Engineering megaprojects often seem unstoppable. With the notable exception of the current attempt to dig a tunnel under the Seattle waterfront, these things usually progress in a pretty visible and inexorable way. Turns out this is not always the case.
In 1972, voters backed the City Council’s plan to cancel the R.H. Thompson expressway, which was to be a third north-south freeway link cutting through the heart of Seattle. Planning for this freeway started in the 1950s and by the time of the vote, concrete had already been laid in places. With the cancelation, all work stopped but some elements of the freeway that never was were never removed.
Three ramps still dot the Washington Park Arboretum, mixing with the trees and the edge of Lake Washington as a sort of monument to what was. For years they’ve been there, hiding in plain sight of the active bits of Highway 520 that pass nearby, but as I found out from The Stranger, the upcoming Highway 520 replacement project will finally see these ramps removed.
I’ve always known these things were here – in the summer, people dive off them into the lake. Driving by, you can often see their barricaded lanes and abrupt endings, but I’d never taken the time or figured out how exactly one gets atop these fantom spans. It turns out it’s not so hard. Parking at the edge of the Arboretum, you hike down a foot-warn path and into the shade of some overhanging trees and brambles. The edge of the construction is abrupt – you’re scrambling up five feet of solid concrete, to stand atop several lanes of proto-freeway.
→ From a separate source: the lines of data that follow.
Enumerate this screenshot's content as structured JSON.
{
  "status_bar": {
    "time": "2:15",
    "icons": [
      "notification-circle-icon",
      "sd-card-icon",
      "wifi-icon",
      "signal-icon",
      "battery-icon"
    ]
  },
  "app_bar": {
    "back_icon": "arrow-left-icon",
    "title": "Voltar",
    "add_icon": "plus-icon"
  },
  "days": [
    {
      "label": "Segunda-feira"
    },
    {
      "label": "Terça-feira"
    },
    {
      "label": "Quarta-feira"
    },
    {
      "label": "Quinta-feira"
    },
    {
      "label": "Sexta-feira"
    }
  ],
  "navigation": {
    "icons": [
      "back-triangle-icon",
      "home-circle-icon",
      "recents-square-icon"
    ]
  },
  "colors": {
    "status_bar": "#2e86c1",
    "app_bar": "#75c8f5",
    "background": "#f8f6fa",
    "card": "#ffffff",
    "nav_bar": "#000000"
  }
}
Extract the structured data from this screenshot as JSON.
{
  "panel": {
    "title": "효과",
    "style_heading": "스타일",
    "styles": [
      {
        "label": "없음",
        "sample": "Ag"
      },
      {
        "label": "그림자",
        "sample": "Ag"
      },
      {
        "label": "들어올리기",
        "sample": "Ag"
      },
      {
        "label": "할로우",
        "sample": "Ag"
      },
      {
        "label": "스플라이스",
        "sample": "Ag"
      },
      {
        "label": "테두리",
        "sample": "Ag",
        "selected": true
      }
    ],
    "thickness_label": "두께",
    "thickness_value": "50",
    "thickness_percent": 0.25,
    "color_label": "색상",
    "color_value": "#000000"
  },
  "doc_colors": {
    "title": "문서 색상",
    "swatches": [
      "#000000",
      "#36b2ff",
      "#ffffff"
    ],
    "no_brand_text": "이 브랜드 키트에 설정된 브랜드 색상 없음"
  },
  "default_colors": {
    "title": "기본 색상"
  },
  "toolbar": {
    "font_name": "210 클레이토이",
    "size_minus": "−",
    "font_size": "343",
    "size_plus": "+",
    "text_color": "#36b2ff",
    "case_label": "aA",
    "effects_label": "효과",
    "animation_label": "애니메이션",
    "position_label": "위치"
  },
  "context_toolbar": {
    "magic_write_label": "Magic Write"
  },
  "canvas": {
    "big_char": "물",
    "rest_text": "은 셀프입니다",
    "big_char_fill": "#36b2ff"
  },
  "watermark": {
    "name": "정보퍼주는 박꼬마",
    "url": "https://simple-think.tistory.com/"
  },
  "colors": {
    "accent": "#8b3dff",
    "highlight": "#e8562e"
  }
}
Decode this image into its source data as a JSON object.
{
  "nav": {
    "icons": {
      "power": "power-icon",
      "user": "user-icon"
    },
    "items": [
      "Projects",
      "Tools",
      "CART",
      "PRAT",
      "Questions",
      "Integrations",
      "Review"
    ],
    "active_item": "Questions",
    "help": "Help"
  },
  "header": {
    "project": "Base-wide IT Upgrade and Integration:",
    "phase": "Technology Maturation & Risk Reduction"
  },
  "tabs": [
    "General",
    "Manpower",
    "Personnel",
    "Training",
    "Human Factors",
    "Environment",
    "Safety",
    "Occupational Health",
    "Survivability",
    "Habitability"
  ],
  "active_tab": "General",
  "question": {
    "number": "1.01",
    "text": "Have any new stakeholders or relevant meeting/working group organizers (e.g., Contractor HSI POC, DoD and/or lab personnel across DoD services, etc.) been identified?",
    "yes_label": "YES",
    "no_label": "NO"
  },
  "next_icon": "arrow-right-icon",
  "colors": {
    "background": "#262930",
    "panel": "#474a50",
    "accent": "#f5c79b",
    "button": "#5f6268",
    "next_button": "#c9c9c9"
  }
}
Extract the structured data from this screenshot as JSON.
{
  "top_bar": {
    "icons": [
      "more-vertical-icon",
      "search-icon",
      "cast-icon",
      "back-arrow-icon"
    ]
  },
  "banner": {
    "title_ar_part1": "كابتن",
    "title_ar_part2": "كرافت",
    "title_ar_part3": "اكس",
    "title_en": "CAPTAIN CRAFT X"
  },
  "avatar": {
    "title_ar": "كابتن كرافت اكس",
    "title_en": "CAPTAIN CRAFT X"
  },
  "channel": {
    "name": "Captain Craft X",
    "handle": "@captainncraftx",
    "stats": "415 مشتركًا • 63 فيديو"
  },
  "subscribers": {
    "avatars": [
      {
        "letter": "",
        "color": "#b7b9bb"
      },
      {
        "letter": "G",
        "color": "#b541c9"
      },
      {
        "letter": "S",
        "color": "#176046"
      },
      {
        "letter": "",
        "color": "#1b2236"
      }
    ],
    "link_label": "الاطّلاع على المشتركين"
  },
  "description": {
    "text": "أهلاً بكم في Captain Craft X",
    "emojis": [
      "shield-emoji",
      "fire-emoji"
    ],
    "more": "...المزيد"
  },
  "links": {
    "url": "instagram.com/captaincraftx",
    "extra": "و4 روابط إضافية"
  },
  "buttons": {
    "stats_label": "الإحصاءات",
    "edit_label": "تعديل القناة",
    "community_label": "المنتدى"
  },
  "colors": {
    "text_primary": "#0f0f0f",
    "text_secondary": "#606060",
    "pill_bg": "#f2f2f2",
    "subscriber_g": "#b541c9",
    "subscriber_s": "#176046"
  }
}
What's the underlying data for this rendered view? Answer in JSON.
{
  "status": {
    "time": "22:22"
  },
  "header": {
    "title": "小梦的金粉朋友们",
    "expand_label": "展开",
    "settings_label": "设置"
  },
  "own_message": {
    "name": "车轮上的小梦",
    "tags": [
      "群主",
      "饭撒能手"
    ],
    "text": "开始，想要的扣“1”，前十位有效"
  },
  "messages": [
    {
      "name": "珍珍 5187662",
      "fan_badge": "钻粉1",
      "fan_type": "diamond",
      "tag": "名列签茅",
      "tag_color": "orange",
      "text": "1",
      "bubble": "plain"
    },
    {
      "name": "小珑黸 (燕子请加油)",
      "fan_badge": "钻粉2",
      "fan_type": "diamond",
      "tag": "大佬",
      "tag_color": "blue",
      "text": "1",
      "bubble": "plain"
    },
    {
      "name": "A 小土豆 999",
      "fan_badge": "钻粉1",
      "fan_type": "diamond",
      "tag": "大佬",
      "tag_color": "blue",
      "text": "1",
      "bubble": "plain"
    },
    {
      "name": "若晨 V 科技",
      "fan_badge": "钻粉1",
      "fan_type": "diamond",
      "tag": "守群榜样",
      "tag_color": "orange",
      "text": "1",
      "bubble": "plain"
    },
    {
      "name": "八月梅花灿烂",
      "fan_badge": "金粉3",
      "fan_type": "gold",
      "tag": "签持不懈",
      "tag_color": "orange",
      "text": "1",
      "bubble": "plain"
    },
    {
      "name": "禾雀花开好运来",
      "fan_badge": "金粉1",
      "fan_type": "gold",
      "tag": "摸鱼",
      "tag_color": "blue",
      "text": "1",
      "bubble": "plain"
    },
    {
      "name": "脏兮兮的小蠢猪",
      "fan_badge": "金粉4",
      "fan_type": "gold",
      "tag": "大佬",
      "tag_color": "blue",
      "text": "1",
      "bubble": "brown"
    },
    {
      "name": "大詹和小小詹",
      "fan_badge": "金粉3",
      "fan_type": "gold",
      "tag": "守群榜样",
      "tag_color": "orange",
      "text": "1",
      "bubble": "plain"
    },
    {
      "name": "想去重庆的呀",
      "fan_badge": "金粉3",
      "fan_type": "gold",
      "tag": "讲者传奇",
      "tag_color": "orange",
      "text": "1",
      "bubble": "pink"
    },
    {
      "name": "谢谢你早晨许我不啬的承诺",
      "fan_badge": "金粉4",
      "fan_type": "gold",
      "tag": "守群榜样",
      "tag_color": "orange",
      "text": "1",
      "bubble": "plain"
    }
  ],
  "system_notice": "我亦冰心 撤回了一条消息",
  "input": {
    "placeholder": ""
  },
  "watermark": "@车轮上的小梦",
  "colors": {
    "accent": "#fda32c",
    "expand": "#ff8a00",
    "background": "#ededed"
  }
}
Once atop, only a few barricades and an overhanging tree block you way. The part that surprised me most was that I always assumed that these things were forbidden – I mean – they’re bits of freeway, not hiking trails, but the upside of the fact that nobody ever planned to just *leave a piece of freeway in a park* is that nobody ever planned to leave a piece of freeway in a park. There are no signs and no fences. You just do, or don’t do, what you want. Clearly people have been doing what they want for a long time.
Beer bottles and cans lay thick. Without any sort of cleaning, the smashed glass in the gutter almost looks like beach sand. People have been drinking here for a real long time.
As you hike up the hill, the road bends and you’ve got a view across the Montlake Cut toward the back of Husky Stadium and the University District. Something feels very wrong about being up here, but at the same time, the view is great. Looking down toward the lake, it’s all peace and tranquility. Probably the best part of the ramps is that at the end of the day, they’re surrounded by the Arboretum. I’m glad they never built the thing – that they would have cut a swath freeway-wide through these parts of Seattle seems completely ridiculous in retrospect.
Turning around, it’s back down into the darkness. I’m glad I saw it – they won’t be there much longer.